This riled the organisers ‘Jembe ni Jembe’ who believe they had done their best to get a suitable prize only to be rebuffed by the committee.

And as Saturday’s events played, there were those who accused her of double standards something that the former beauty queen vehemently denied.

“I do not see the difference between a Terrios Kid and the Passo that caused a lot of confusion two months ago in Mwanza,” wrote Jembe ni Jembe

Actress Jacqueline Wolper also weighed in with a post on her Instagram page saying there could have been other better prizes than what she called a reconditioned car.

“I don’t have any problems with the organisers of this contest but after what happened in Mwanza we expected her to come up with something better,” wrote Jacqueline Wolper

But Basila wasn’t taking any of the shoves saying those were detractors who wanted the contest to flop urging them to move on

Beach wear

This has always been a contentious issue that has polarized opinion in many ways yet it remains one of the major criteria at the Miss World contest.

However in the Tanzanian edition of the pageant it is something that is deemed untraditional given the fact that it exposes certain sensitive body parts.

On this night it was quite evident that what most beauties chose to wear was not anything close to beach attire.
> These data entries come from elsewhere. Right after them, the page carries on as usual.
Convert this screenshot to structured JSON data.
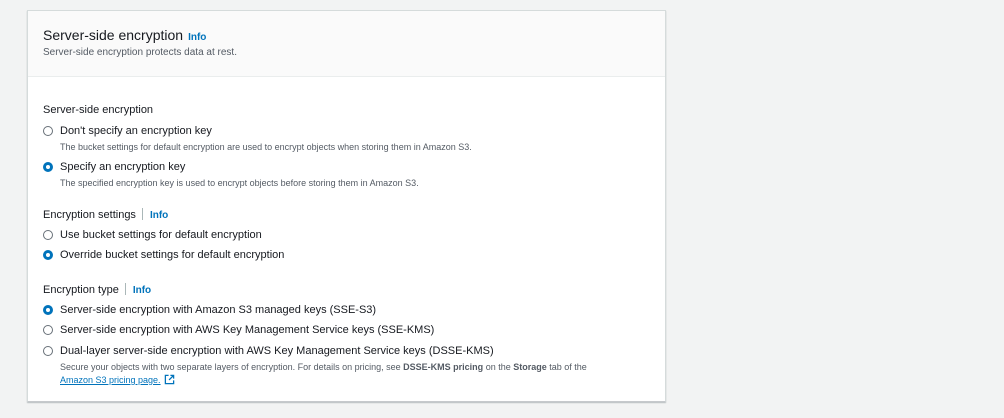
{
  "header": {
    "title": "Server-side encryption",
    "info": "Info",
    "description": "Server-side encryption protects data at rest."
  },
  "sse": {
    "label": "Server-side encryption",
    "options": [
      {
        "label": "Don't specify an encryption key",
        "description": "The bucket settings for default encryption are used to encrypt objects when storing them in Amazon S3.",
        "checked": false
      },
      {
        "label": "Specify an encryption key",
        "description": "The specified encryption key is used to encrypt objects before storing them in Amazon S3.",
        "checked": true
      }
    ]
  },
  "encryption_settings": {
    "label": "Encryption settings",
    "info": "Info",
    "options": [
      {
        "label": "Use bucket settings for default encryption",
        "checked": false
      },
      {
        "label": "Override bucket settings for default encryption",
        "checked": true
      }
    ]
  },
  "encryption_type": {
    "label": "Encryption type",
    "info": "Info",
    "options": [
      {
        "label": "Server-side encryption with Amazon S3 managed keys (SSE-S3)",
        "checked": true
      },
      {
        "label": "Server-side encryption with AWS Key Management Service keys (SSE-KMS)",
        "checked": false
      },
      {
        "label": "Dual-layer server-side encryption with AWS Key Management Service keys (DSSE-KMS)",
        "checked": false,
        "desc_part1": "Secure your objects with two separate layers of encryption. For details on pricing, see ",
        "desc_bold1": "DSSE-KMS pricing",
        "desc_part2": " on the ",
        "desc_bold2": "Storage",
        "desc_part3": " tab of the",
        "desc_link": "Amazon S3 pricing page."
      }
    ]
  },
  "colors": {
    "accent": "#0073bb",
    "panel_bg": "#ffffff",
    "header_bg": "#fafafa",
    "page_bg": "#f2f3f3"
  },
  "icons": {
    "external_link": "external-link-icon"
  }
}
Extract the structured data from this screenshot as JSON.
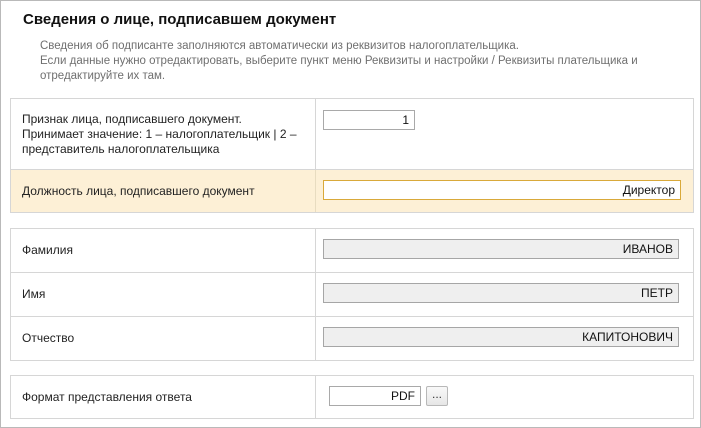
{
  "title": "Сведения о лице, подписавшем документ",
  "info": {
    "line1": "Сведения об подписанте заполняются автоматически из реквизитов налогоплательщика.",
    "line2": "Если данные нужно отредактировать, выберите пункт меню Реквизиты и настройки / Реквизиты плательщика и отредактируйте их там."
  },
  "signer": {
    "sign_label": "Признак лица, подписавшего документ. Принимает значение: 1 – налогоплательщик | 2 – представитель налогоплательщика",
    "sign_value": "1",
    "position_label": "Должность лица, подписавшего документ",
    "position_value": "Директор"
  },
  "person": {
    "surname_label": "Фамилия",
    "surname_value": "ИВАНОВ",
    "name_label": "Имя",
    "name_value": "ПЕТР",
    "patronymic_label": "Отчество",
    "patronymic_value": "КАПИТОНОВИЧ"
  },
  "response": {
    "format_label": "Формат представления ответа",
    "format_value": "PDF",
    "select_button": "..."
  }
}
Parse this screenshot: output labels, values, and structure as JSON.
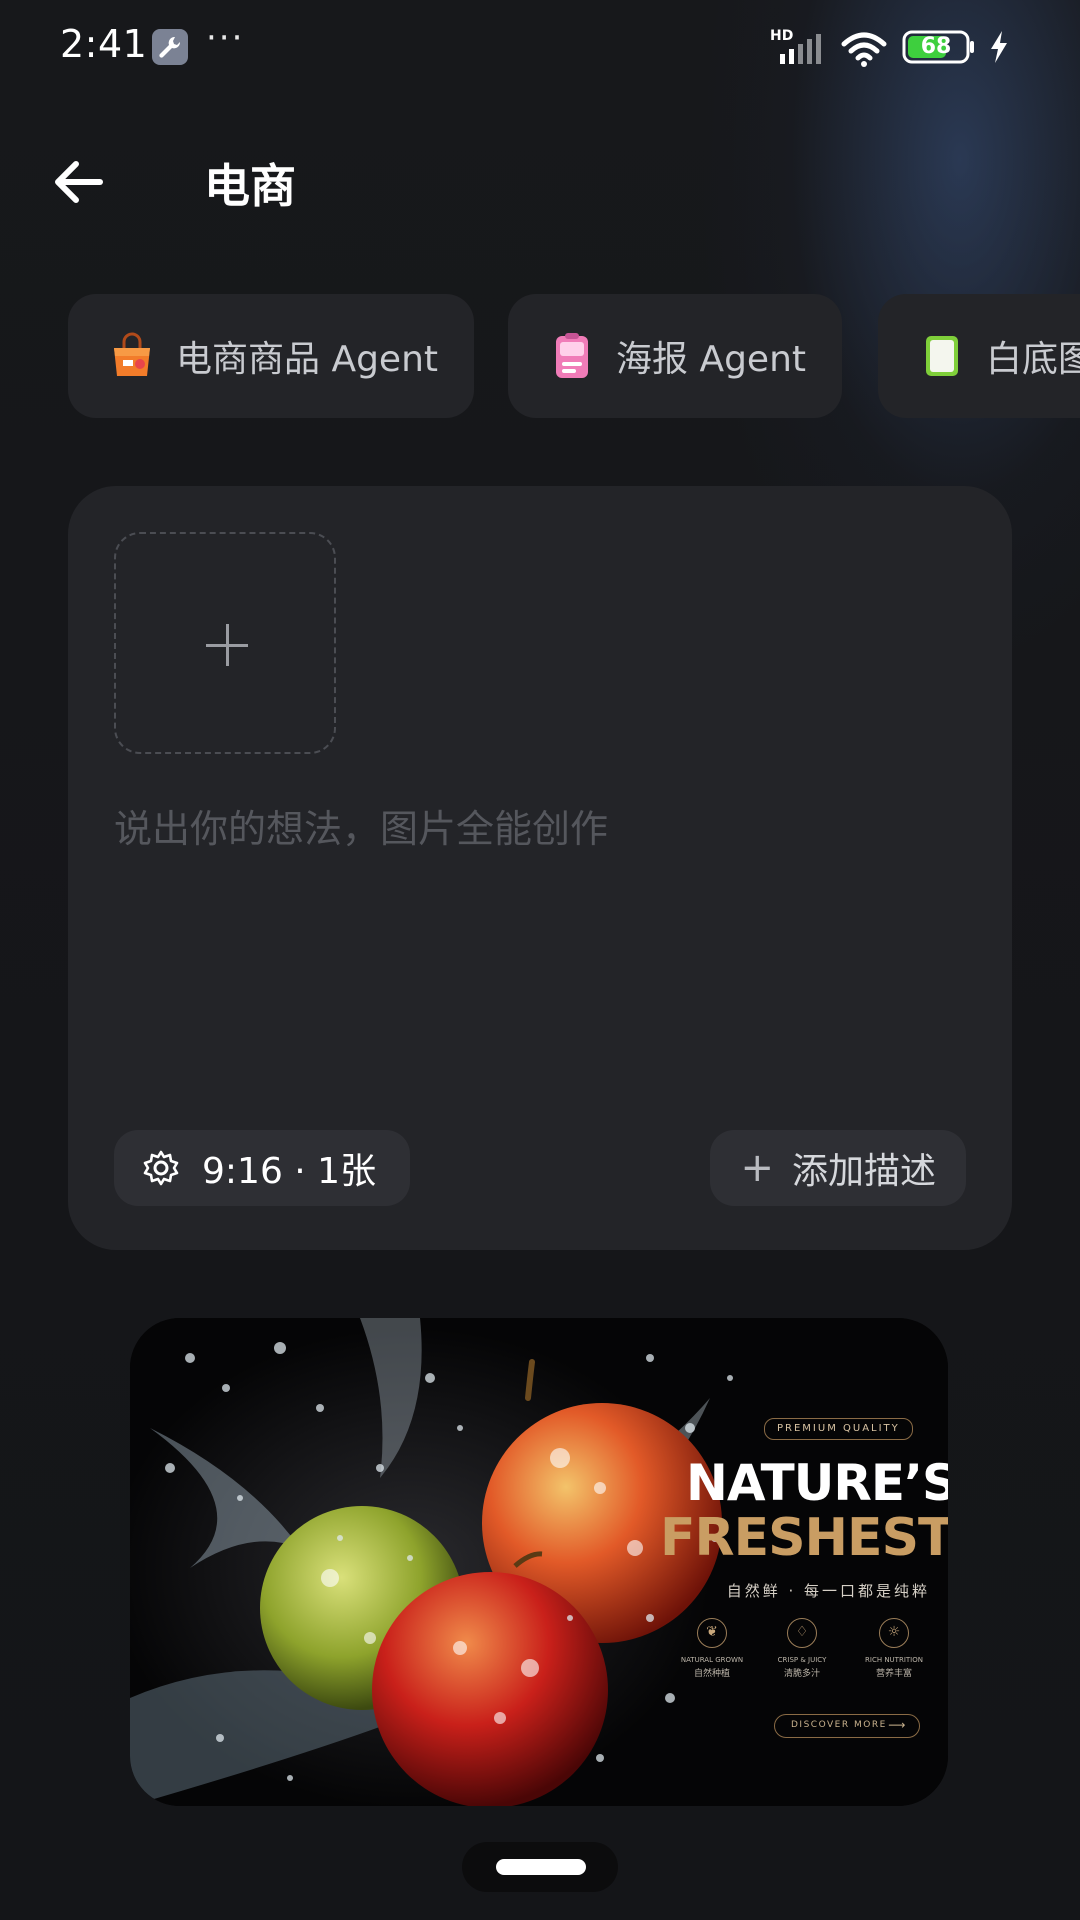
{
  "status_bar": {
    "time": "2:41",
    "network_label": "HD",
    "battery": "68",
    "more": "···"
  },
  "header": {
    "title": "电商"
  },
  "chips": [
    {
      "label": "电商商品 Agent",
      "icon": "shopping-bag-icon"
    },
    {
      "label": "海报 Agent",
      "icon": "poster-icon"
    },
    {
      "label": "白底图",
      "icon": "white-background-icon"
    }
  ],
  "composer": {
    "prompt_placeholder": "说出你的想法，图片全能创作",
    "settings_label": "9:16 · 1张",
    "add_description_label": "添加描述",
    "upload_icon": "plus-icon"
  },
  "preview": {
    "badge": "PREMIUM QUALITY",
    "headline_line1": "NATURE’S",
    "headline_line2": "FRESHEST",
    "subtitle_cn": "自然鲜 · 每一口都是纯粹",
    "features": [
      {
        "en": "NATURAL GROWN",
        "cn": "自然种植",
        "icon": "leaf-icon"
      },
      {
        "en": "CRISP & JUICY",
        "cn": "清脆多汁",
        "icon": "drop-icon"
      },
      {
        "en": "RICH NUTRITION",
        "cn": "营养丰富",
        "icon": "sun-icon"
      }
    ],
    "cta": "DISCOVER MORE"
  },
  "colors": {
    "background": "#151619",
    "card": "#232428",
    "pill": "#2e2f34",
    "accent_gold": "#c99d63"
  }
}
Much as these reinventions of beach wear could be welcome news, it is something that is not acceptable at the international standards.

Hamisa Mobeto effect

The past one week had been a rocky one for celebrity parents Hamisa Mobeto and singer Diamond Platinumz after the latter claimed that the singer had visited a medicine man to cast a spell on him.

But trust Hamisa she has over the years developed a very thick skin and even such mischievous rumours were not going to deter her at a show of Miss Tanzania’s magnitude.

Despite several high ranking dignitaries gracing the show her arrival was grand as she was accompanied by several bodyguards who made sure she was well protected.

She gave cameramen a miss after she was immediately whisked away after a cameo appearance on the red carpet.

In making her as the host of the night organisers had played their cards well for she was the centre of attraction

Red carpet

Back in the days this was the place where the rich and famous came to play and show off their pricey possessions, this was not the case last Saturday.

In fact, many of the city’s socialites stayed away from the event that was once ranked alongside the Simba Versus Yanga derby duels in terms of popularity.

Gauging by what was on offer on Saturday night very little creativity has been added to the pageant and it is easily predictable.

It was a must attend for whoever considered himself worth being called a socialite.

On this night though many of the former beauty queens came to support one of their own there were some notable absentees such as 2006 beauty queen Wema Sepetu.

Times have definitely changed and so have priorities especially during the troubled days of the pageant under Lundenga, many still hold a stereotype against this glamorous contest.

Miss World

Every winner of this contest aims at the big shot at Miss World contest which takes place in December in Sanya China.

Tanzania has for the past 24 years performed poorly at the international level with 2005 the only when the country registered some progress at that level after Nancy Sumari was crowned Miss World Africa.

On that December night, in the glare of global television audience, Nancy Sumari, walked away with the Miss World Africa crown in Sanya China.

Her win reverberated across the country as she had succeeded in an area that none had conquered before and to date it remains as highest position the industry has ever scored since 1994.

And this as far as Tanzanian contestants have gone with nothing tangible to show, which makes pundits, questions the chances of Tanzania ever winning this coveted world prize. The eleventh hour preparations have always left the young women in a dilemma as contestants barely have time to master the competition’s rudiments.

Though organisers will argue their case, earlier preparations allows the participants and organisers time to scrutinise the right representative, in terms of what it takes to win the title, instead of last minute rush.